_Material for this exercise_.
────────

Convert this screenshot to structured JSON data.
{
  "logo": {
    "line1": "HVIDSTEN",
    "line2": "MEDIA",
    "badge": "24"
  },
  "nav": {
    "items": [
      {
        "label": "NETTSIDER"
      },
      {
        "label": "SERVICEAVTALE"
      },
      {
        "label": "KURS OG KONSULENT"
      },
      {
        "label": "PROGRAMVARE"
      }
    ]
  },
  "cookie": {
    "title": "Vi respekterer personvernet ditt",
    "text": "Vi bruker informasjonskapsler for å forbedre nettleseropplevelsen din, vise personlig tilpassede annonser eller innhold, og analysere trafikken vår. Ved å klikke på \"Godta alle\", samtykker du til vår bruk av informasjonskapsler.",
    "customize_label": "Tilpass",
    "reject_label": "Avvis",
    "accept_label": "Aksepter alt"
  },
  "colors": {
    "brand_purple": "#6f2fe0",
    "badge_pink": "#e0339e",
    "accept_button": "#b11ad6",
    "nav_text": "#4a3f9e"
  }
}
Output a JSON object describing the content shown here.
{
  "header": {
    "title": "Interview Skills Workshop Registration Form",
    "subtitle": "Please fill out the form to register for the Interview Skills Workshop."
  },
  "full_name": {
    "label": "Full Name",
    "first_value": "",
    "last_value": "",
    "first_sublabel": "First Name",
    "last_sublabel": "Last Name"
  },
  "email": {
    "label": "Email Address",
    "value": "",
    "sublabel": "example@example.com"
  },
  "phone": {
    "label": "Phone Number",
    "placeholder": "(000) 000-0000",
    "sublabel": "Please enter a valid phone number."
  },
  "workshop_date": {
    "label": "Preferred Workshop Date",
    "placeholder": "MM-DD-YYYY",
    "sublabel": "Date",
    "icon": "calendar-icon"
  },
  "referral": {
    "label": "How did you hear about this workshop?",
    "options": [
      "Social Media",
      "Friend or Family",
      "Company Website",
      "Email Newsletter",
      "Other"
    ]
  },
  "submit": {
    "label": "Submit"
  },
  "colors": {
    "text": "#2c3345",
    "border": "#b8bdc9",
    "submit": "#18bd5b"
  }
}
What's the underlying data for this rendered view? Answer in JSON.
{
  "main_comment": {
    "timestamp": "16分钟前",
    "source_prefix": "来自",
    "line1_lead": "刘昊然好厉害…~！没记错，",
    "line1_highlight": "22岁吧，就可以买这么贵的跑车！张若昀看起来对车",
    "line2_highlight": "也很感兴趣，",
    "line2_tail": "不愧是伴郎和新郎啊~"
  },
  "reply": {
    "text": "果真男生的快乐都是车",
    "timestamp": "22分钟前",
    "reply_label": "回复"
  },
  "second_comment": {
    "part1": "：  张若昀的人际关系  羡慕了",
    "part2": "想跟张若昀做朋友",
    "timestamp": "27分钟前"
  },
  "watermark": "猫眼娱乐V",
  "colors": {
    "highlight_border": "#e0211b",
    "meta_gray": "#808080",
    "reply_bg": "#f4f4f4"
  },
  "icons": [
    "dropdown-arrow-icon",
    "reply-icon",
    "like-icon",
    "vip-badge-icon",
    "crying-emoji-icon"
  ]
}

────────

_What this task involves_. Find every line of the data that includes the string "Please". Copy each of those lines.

_Expected answer_.
    "subtitle": "Please fill out the form to register for the Interview Skills Workshop."
    "sublabel": "Please enter a valid phone number."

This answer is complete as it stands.